[Saved data entries]
• • • • •

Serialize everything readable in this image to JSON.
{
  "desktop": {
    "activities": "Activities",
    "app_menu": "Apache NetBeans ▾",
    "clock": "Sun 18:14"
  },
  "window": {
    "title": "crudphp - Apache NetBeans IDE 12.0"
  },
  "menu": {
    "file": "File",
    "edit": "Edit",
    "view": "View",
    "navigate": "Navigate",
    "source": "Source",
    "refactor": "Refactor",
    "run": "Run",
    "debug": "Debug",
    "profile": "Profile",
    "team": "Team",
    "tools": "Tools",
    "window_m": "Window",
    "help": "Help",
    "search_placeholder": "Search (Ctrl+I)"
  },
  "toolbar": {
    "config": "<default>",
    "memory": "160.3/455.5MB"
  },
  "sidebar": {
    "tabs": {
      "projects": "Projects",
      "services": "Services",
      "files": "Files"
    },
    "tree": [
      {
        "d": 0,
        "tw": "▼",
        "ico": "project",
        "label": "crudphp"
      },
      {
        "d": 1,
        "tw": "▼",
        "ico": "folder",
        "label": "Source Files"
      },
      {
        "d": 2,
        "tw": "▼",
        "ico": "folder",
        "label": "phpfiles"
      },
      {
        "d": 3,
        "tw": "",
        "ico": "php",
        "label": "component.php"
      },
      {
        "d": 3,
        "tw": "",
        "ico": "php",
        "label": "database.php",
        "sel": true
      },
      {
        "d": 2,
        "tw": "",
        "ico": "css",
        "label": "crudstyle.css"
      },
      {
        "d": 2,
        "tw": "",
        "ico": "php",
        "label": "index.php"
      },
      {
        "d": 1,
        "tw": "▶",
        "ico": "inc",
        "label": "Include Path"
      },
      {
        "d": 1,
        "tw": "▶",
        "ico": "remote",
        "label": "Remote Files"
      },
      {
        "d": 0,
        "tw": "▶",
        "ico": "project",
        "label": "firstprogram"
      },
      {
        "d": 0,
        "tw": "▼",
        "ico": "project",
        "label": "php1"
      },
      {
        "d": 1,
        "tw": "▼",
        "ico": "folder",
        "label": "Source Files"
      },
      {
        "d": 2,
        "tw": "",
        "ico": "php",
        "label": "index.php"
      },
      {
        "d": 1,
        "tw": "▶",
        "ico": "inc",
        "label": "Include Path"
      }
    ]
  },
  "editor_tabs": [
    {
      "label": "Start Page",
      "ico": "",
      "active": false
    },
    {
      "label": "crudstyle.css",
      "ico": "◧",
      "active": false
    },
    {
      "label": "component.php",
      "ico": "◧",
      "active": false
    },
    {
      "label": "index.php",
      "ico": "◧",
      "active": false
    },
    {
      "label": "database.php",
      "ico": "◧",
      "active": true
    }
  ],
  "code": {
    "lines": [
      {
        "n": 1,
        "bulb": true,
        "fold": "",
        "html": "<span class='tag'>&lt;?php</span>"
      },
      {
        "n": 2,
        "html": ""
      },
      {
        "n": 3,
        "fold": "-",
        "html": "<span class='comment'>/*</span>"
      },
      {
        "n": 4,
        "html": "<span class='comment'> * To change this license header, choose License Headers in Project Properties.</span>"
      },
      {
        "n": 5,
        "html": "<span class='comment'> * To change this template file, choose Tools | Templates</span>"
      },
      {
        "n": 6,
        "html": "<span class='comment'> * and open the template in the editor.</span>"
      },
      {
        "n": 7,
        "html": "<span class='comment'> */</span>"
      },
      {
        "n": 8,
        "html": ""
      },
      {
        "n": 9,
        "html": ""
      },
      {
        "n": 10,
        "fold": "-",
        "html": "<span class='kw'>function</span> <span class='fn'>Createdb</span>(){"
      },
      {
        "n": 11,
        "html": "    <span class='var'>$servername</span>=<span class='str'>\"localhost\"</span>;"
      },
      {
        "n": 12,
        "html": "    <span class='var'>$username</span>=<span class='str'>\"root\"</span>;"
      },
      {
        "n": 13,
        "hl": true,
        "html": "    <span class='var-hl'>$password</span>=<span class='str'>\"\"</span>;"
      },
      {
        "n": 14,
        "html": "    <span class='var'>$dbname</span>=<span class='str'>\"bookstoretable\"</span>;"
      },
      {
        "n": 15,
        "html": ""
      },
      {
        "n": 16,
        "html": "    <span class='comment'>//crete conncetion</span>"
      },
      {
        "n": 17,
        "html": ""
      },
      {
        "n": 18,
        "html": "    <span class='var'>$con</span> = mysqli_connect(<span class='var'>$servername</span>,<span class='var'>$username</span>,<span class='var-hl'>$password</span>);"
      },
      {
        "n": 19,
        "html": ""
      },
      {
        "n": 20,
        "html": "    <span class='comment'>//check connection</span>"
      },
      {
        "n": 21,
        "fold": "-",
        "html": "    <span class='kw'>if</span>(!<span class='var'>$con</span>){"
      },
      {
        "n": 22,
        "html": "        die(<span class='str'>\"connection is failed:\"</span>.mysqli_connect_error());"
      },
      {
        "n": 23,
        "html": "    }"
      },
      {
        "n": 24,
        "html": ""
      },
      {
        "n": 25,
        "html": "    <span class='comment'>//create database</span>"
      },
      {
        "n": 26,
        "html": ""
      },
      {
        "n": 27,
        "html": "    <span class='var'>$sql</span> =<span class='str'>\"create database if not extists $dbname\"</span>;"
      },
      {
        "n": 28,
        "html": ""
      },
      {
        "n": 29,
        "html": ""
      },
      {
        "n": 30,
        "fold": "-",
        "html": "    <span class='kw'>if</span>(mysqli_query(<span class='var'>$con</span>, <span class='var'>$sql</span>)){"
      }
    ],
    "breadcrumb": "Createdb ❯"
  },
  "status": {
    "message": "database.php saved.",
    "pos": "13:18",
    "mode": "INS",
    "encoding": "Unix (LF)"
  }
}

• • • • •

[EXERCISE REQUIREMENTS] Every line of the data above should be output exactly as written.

[EXERCISE RESULT]
Serialize everything readable in this image to JSON.
{
  "desktop": {
    "activities": "Activities",
    "app_menu": "Apache NetBeans ▾",
    "clock": "Sun 18:14"
  },
  "window": {
    "title": "crudphp - Apache NetBeans IDE 12.0"
  },
  "menu": {
    "file": "File",
    "edit": "Edit",
    "view": "View",
    "navigate": "Navigate",
    "source": "Source",
    "refactor": "Refactor",
    "run": "Run",
    "debug": "Debug",
    "profile": "Profile",
    "team": "Team",
    "tools": "Tools",
    "window_m": "Window",
    "help": "Help",
    "search_placeholder": "Search (Ctrl+I)"
  },
  "toolbar": {
    "config": "<default>",
    "memory": "160.3/455.5MB"
  },
  "sidebar": {
    "tabs": {
      "projects": "Projects",
      "services": "Services",
      "files": "Files"
    },
    "tree": [
      {
        "d": 0,
        "tw": "▼",
        "ico": "project",
        "label": "crudphp"
      },
      {
        "d": 1,
        "tw": "▼",
        "ico": "folder",
        "label": "Source Files"
      },
      {
        "d": 2,
        "tw": "▼",
        "ico": "folder",
        "label": "phpfiles"
      },
      {
        "d": 3,
        "tw": "",
        "ico": "php",
        "label": "component.php"
      },
      {
        "d": 3,
        "tw": "",
        "ico": "php",
        "label": "database.php",
        "sel": true
      },
      {
        "d": 2,
        "tw": "",
        "ico": "css",
        "label": "crudstyle.css"
      },
      {
        "d": 2,
        "tw": "",
        "ico": "php",
        "label": "index.php"
      },
      {
        "d": 1,
        "tw": "▶",
        "ico": "inc",
        "label": "Include Path"
      },
      {
        "d": 1,
        "tw": "▶",
        "ico": "remote",
        "label": "Remote Files"
      },
      {
        "d": 0,
        "tw": "▶",
        "ico": "project",
        "label": "firstprogram"
      },
      {
        "d": 0,
        "tw": "▼",
        "ico": "project",
        "label": "php1"
      },
      {
        "d": 1,
        "tw": "▼",
        "ico": "folder",
        "label": "Source Files"
      },
      {
        "d": 2,
        "tw": "",
        "ico": "php",
        "label": "index.php"
      },
      {
        "d": 1,
        "tw": "▶",
        "ico": "inc",
        "label": "Include Path"
      }
    ]
  },
  "editor_tabs": [
    {
      "label": "Start Page",
      "ico": "",
      "active": false
    },
    {
      "label": "crudstyle.css",
      "ico": "◧",
      "active": false
    },
    {
      "label": "component.php",
      "ico": "◧",
      "active": false
    },
    {
      "label": "index.php",
      "ico": "◧",
      "active": false
    },
    {
      "label": "database.php",
      "ico": "◧",
      "active": true
    }
  ],
  "code": {
    "lines": [
      {
        "n": 1,
        "bulb": true,
        "fold": "",
        "html": "<span class='tag'>&lt;?php</span>"
      },
      {
        "n": 2,
        "html": ""
      },
      {
        "n": 3,
        "fold": "-",
        "html": "<span class='comment'>/*</span>"
      },
      {
        "n": 4,
        "html": "<span class='comment'> * To change this license header, choose License Headers in Project Properties.</span>"
      },
      {
        "n": 5,
        "html": "<span class='comment'> * To change this template file, choose Tools | Templates</span>"
      },
      {
        "n": 6,
        "html": "<span class='comment'> * and open the template in the editor.</span>"
      },
      {
        "n": 7,
        "html": "<span class='comment'> */</span>"
      },
      {
        "n": 8,
        "html": ""
      },
      {
        "n": 9,
        "html": ""
      },
      {
        "n": 10,
        "fold": "-",
        "html": "<span class='kw'>function</span> <span class='fn'>Createdb</span>(){"
      },
      {
        "n": 11,
        "html": "    <span class='var'>$servername</span>=<span class='str'>\"localhost\"</span>;"
      },
      {
        "n": 12,
        "html": "    <span class='var'>$username</span>=<span class='str'>\"root\"</span>;"
      },
      {
        "n": 13,
        "hl": true,
        "html": "    <span class='var-hl'>$password</span>=<span class='str'>\"\"</span>;"
      },
      {
        "n": 14,
        "html": "    <span class='var'>$dbname</span>=<span class='str'>\"bookstoretable\"</span>;"
      },
      {
        "n": 15,
        "html": ""
      },
      {
        "n": 16,
        "html": "    <span class='comment'>//crete conncetion</span>"
      },
      {
        "n": 17,
        "html": ""
      },
      {
        "n": 18,
        "html": "    <span class='var'>$con</span> = mysqli_connect(<span class='var'>$servername</span>,<span class='var'>$username</span>,<span class='var-hl'>$password</span>);"
      },
      {
        "n": 19,
        "html": ""
      },
      {
        "n": 20,
        "html": "    <span class='comment'>//check connection</span>"
      },
      {
        "n": 21,
        "fold": "-",
        "html": "    <span class='kw'>if</span>(!<span class='var'>$con</span>){"
      },
      {
        "n": 22,
        "html": "        die(<span class='str'>\"connection is failed:\"</span>.mysqli_connect_error());"
      },
      {
        "n": 23,
        "html": "    }"
      },
      {
        "n": 24,
        "html": ""
      },
      {
        "n": 25,
        "html": "    <span class='comment'>//create database</span>"
      },
      {
        "n": 26,
        "html": ""
      },
      {
        "n": 27,
        "html": "    <span class='var'>$sql</span> =<span class='str'>\"create database if not extists $dbname\"</span>;"
      },
      {
        "n": 28,
        "html": ""
      },
      {
        "n": 29,
        "html": ""
      },
      {
        "n": 30,
        "fold": "-",
        "html": "    <span class='kw'>if</span>(mysqli_query(<span class='var'>$con</span>, <span class='var'>$sql</span>)){"
      }
    ],
    "breadcrumb": "Createdb ❯"
  },
  "status": {
    "message": "database.php saved.",
    "pos": "13:18",
    "mode": "INS",
    "encoding": "Unix (LF)"
  }
}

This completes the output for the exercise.